The US mission to Turkey said on Sunday it had suspended all non-immigrant visa services at all US diplomatic facilities in Turkey, on the grounds that it needed to “reassess” Turkey’s commitment to its personnel.
“Recent events have forced the United States government to reassess the commitment of government of Turkey to the security of US mission and personnel,” the statement by the mission in Ankara said.
“In order to minimize the number of visitors to our embassy and consulates while this assessment proceeds, effective immediately we have suspended all non-immigrant visa services at all US diplomatic facilities in Turkey.”
Last week, a US consulate employee in İstanbul was arrested on charges of links to the Gülen Movement, a move condemned by Washington as baseless and damaging to ties between the NATO allies.
Turkey has also suspended US visa applications in retaliation for the latest decision by the US Embassy in Ankara to suspend all non-migrant visa services at its diplomatic facilities in the country. By using exactly the same wording Turkish Embassy in the US has stated Sunday that “Recent events have forced Turkish Government to reassess the commitment of the Government of the United States to the security of Turkish Mission facilities and personnel.
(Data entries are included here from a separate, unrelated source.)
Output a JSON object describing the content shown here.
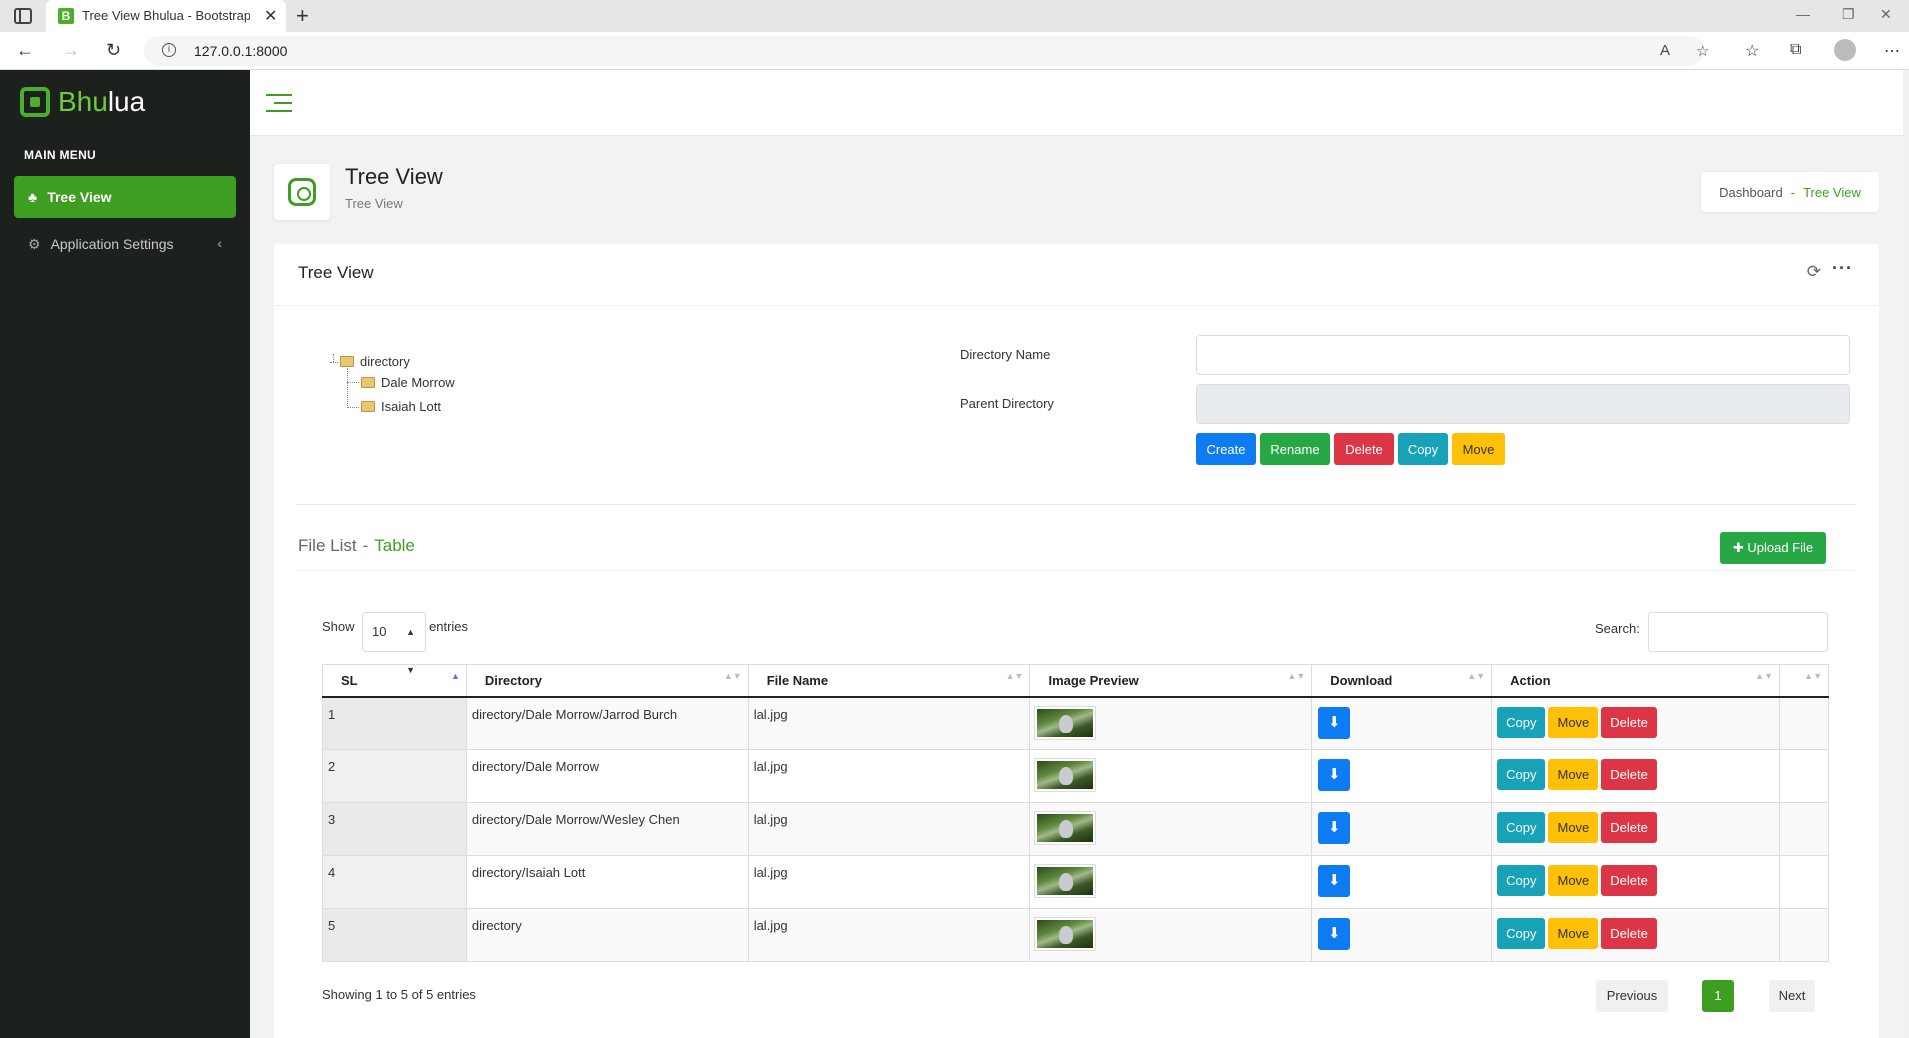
{
  "browser": {
    "tab_title": "Tree View Bhulua - Bootstrap 4 A",
    "favicon_letter": "B",
    "url": "127.0.0.1:8000"
  },
  "sidebar": {
    "brand_part1": "Bhu",
    "brand_part2": "lua",
    "menu_caption": "MAIN MENU",
    "items": [
      {
        "label": "Tree View",
        "active": true,
        "icon": "tree-icon"
      },
      {
        "label": "Application Settings",
        "active": false,
        "icon": "gear-icon"
      }
    ]
  },
  "page": {
    "title": "Tree View",
    "subtitle": "Tree View",
    "breadcrumb": [
      "Dashboard",
      "Tree View"
    ]
  },
  "card": {
    "title": "Tree View"
  },
  "tree": {
    "root": "directory",
    "children": [
      "Dale Morrow",
      "Isaiah Lott"
    ]
  },
  "form": {
    "directory_name_label": "Directory Name",
    "directory_name_value": "",
    "parent_directory_label": "Parent Directory",
    "parent_directory_value": "",
    "buttons": {
      "create": "Create",
      "rename": "Rename",
      "delete": "Delete",
      "copy": "Copy",
      "move": "Move"
    }
  },
  "file_list": {
    "title": "File List",
    "subtitle": "Table",
    "upload_label": "Upload File",
    "show_label": "Show",
    "page_size": "10",
    "entries_label": "entries",
    "search_label": "Search:",
    "columns": [
      "SL",
      "Directory",
      "File Name",
      "Image Preview",
      "Download",
      "Action"
    ],
    "rows": [
      {
        "sl": "1",
        "directory": "directory/Dale Morrow/Jarrod Burch",
        "file": "lal.jpg"
      },
      {
        "sl": "2",
        "directory": "directory/Dale Morrow",
        "file": "lal.jpg"
      },
      {
        "sl": "3",
        "directory": "directory/Dale Morrow/Wesley Chen",
        "file": "lal.jpg"
      },
      {
        "sl": "4",
        "directory": "directory/Isaiah Lott",
        "file": "lal.jpg"
      },
      {
        "sl": "5",
        "directory": "directory",
        "file": "lal.jpg"
      }
    ],
    "row_actions": {
      "copy": "Copy",
      "move": "Move",
      "delete": "Delete"
    },
    "info": "Showing 1 to 5 of 5 entries",
    "pagination": {
      "previous": "Previous",
      "current": "1",
      "next": "Next"
    }
  },
  "colors": {
    "accent": "#3e9e21",
    "sidebar_bg": "#1d211e",
    "primary": "#0d7cf2",
    "info": "#17a2b8",
    "warning": "#ffc107",
    "danger": "#dc3545",
    "success": "#28a745"
  }
}
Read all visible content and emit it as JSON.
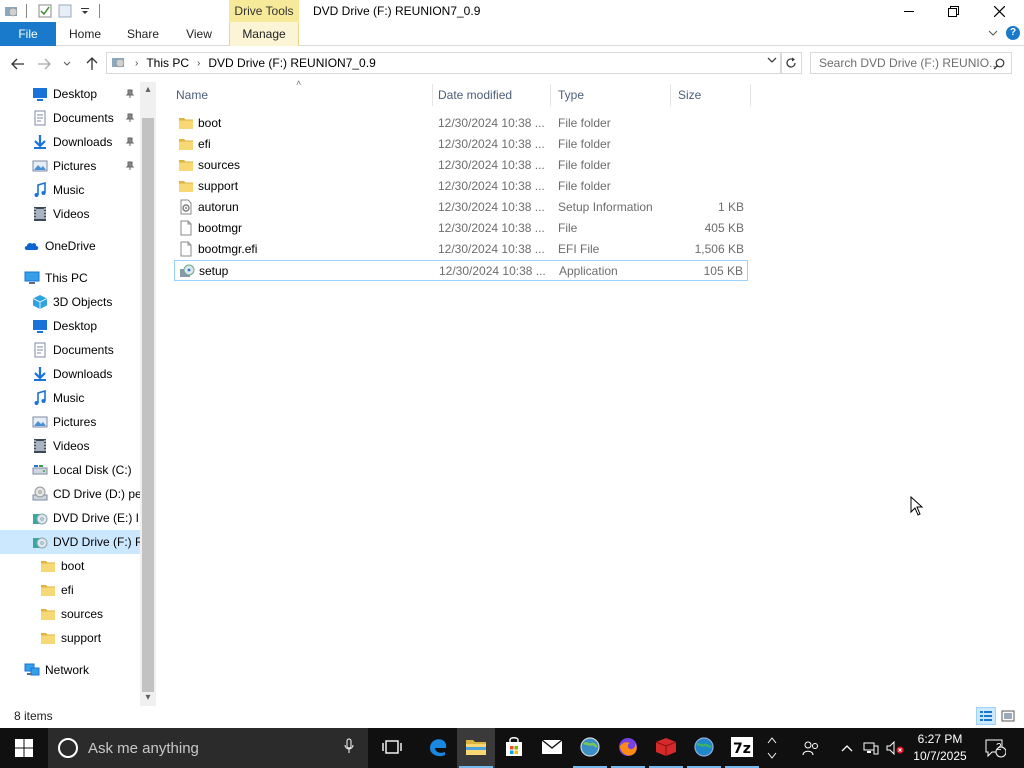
{
  "titlebar": {
    "context_tab_header": "Drive Tools",
    "window_title": "DVD Drive (F:) REUNION7_0.9"
  },
  "ribbon": {
    "tabs": [
      "File",
      "Home",
      "Share",
      "View",
      "Manage"
    ]
  },
  "address": {
    "crumbs": [
      "This PC",
      "DVD Drive (F:) REUNION7_0.9"
    ],
    "search_placeholder": "Search DVD Drive (F:) REUNIO..."
  },
  "navpane": {
    "items": [
      {
        "label": "Desktop",
        "icon": "desktop-icon",
        "pinned": true
      },
      {
        "label": "Documents",
        "icon": "documents-icon",
        "pinned": true
      },
      {
        "label": "Downloads",
        "icon": "downloads-icon",
        "pinned": true
      },
      {
        "label": "Pictures",
        "icon": "pictures-icon",
        "pinned": true
      },
      {
        "label": "Music",
        "icon": "music-icon",
        "pinned": false
      },
      {
        "label": "Videos",
        "icon": "videos-icon",
        "pinned": false
      },
      {
        "label": "OneDrive",
        "icon": "onedrive-icon",
        "pinned": false
      },
      {
        "label": "This PC",
        "icon": "this-pc-icon",
        "pinned": false
      },
      {
        "label": "3D Objects",
        "icon": "3d-objects-icon",
        "pinned": false
      },
      {
        "label": "Desktop",
        "icon": "desktop-icon",
        "pinned": false
      },
      {
        "label": "Documents",
        "icon": "documents-icon",
        "pinned": false
      },
      {
        "label": "Downloads",
        "icon": "downloads-icon",
        "pinned": false
      },
      {
        "label": "Music",
        "icon": "music-icon",
        "pinned": false
      },
      {
        "label": "Pictures",
        "icon": "pictures-icon",
        "pinned": false
      },
      {
        "label": "Videos",
        "icon": "videos-icon",
        "pinned": false
      },
      {
        "label": "Local Disk (C:)",
        "icon": "local-disk-icon",
        "pinned": false
      },
      {
        "label": "CD Drive (D:) pe",
        "icon": "cd-drive-icon",
        "pinned": false
      },
      {
        "label": "DVD Drive (E:) IR",
        "icon": "dvd-drive-icon",
        "pinned": false
      },
      {
        "label": "DVD Drive (F:) RE",
        "icon": "dvd-drive-icon",
        "pinned": false,
        "selected": true
      },
      {
        "label": "boot",
        "icon": "folder-icon",
        "pinned": false
      },
      {
        "label": "efi",
        "icon": "folder-icon",
        "pinned": false
      },
      {
        "label": "sources",
        "icon": "folder-icon",
        "pinned": false
      },
      {
        "label": "support",
        "icon": "folder-icon",
        "pinned": false
      },
      {
        "label": "Network",
        "icon": "network-icon",
        "pinned": false
      }
    ]
  },
  "filelist": {
    "columns": [
      "Name",
      "Date modified",
      "Type",
      "Size"
    ],
    "rows": [
      {
        "name": "boot",
        "date": "12/30/2024 10:38 ...",
        "type": "File folder",
        "size": "",
        "icon": "folder-icon"
      },
      {
        "name": "efi",
        "date": "12/30/2024 10:38 ...",
        "type": "File folder",
        "size": "",
        "icon": "folder-icon"
      },
      {
        "name": "sources",
        "date": "12/30/2024 10:38 ...",
        "type": "File folder",
        "size": "",
        "icon": "folder-icon"
      },
      {
        "name": "support",
        "date": "12/30/2024 10:38 ...",
        "type": "File folder",
        "size": "",
        "icon": "folder-icon"
      },
      {
        "name": "autorun",
        "date": "12/30/2024 10:38 ...",
        "type": "Setup Information",
        "size": "1 KB",
        "icon": "setup-info-file-icon"
      },
      {
        "name": "bootmgr",
        "date": "12/30/2024 10:38 ...",
        "type": "File",
        "size": "405 KB",
        "icon": "file-icon"
      },
      {
        "name": "bootmgr.efi",
        "date": "12/30/2024 10:38 ...",
        "type": "EFI File",
        "size": "1,506 KB",
        "icon": "file-icon"
      },
      {
        "name": "setup",
        "date": "12/30/2024 10:38 ...",
        "type": "Application",
        "size": "105 KB",
        "icon": "setup-app-icon",
        "selected": true
      }
    ]
  },
  "statusbar": {
    "item_count": "8 items"
  },
  "taskbar": {
    "search_placeholder": "Ask me anything",
    "apps": [
      "task-view-icon",
      "edge-icon",
      "file-explorer-icon",
      "store-icon",
      "mail-icon",
      "app-globe-icon",
      "firefox-icon",
      "app-red-icon",
      "app-blue-globe-icon",
      "7zip-icon"
    ],
    "time": "6:27 PM",
    "date": "10/7/2025",
    "notification_count": "2"
  },
  "colors": {
    "accent": "#1979ca",
    "selection_bg": "#cce8ff",
    "selection_border": "#99d1ff",
    "context_tab": "#f6e99a",
    "folder": "#f8d775",
    "taskbar": "#101010"
  }
}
In order to minimize the number of visitors to our Embassy and Consulates while this assessment proceeds, effective immediately we have suspended all non-immigrant visa service at all Turkish diplomatic facilities in the US. This measure will apply to visas in passports as well as e-Visas and visas acquired at the border.”
The US Embassy in Turkey had issued an official statement on Twitter on Thursday concerning the arrest of a locally employed staff member in İstanbul on Wednesday and had stated that “The United States Government is deeply disturbed by the arrest of a locally-employed staff member of the US Consulate General İstanbul on October 4, and by leaks from Turkish government sources seemingly aimed at trying the employee in the media rather than a court of law. We believe these allegations to be wholly without merit,” the US Embassy said on its official Twitter account, adding “Baseless, anonymous allegations against our employees undermine and devalue this longstanding partnership.”
Metin Topuz, a staff member, allegedly had regular phone calls before corruption investigations went public Dec. 17-25, 2013 with then-İstanbul Deputy Public Prosecutor Zekeriya Öz and the chiefs of police in charge of the probes.
US Ambassador to Turkey John Bass had also expressed his disturbance at the arrest of Topuz, a longtime employee of the consulate. “I am deeply disturbed that some people in the Turkish government prefer to try this case through media outlets rather than properly pursuing the case in a court of law before a judge. That does not strike me as pursuing justice, it seems to me more a pursuit of vengeance,” Bass said.
Metin Topuz was detained on Sunday under the order of the anti-terror and organized crime unit of the İstanbul Public Prosecutor’s Office and was arrested by a court on Thursday, the Hürriyet daily reported.
As part of the investigation targeting alleged members of the Gülen movement, the İstanbul Chief Prosecutor’s Office anti-terror and organized crime unit had filed a case against chiefs of police Yakup Saygılı, Nazmi Ardıç, Mahir Çakallı and Mehmet Akif Üner and fugitive former prosecutor Zekeriya Öz.
The Gülen movement is a global civil society movement inspired by the views of US-based Turkish Islamic scholar Fethullah Gülen, who the AKP government and autocratic President Recep Tayyip Erdoğan accuse of masterminding a failed coup attempt on July 15, 2016 despite Gülen’s repeated denials of any involvement.
Turkey survived a controversial military coup attempt on July 15, 2016 that killed 249 people. Immediately after the putsch the ruling Justice and Development Party (AKP) government along with President Erdoğan pinned the blame on the movement.
Fethullah Gülen, who inspired the movement, strongly denied having any role in the failed coup and called for an international investigation into it, but President Erdoğan — calling the coup attempt “a gift from God” — and the government initiated a widespread purge aimed at cleansing sympathizers of the movement from within state institutions, dehumanizing its popular figures and putting them in custody.
Turkey’s Justice Ministry announced on July 13 that 50,510 people have been arrested and 169,013 have been the subject of legal proceedings on coup charges since the failed coup. Turkish government has also suspended or dismissed more than 150,000 judges, teachers, police and civil servants after the coup attempt.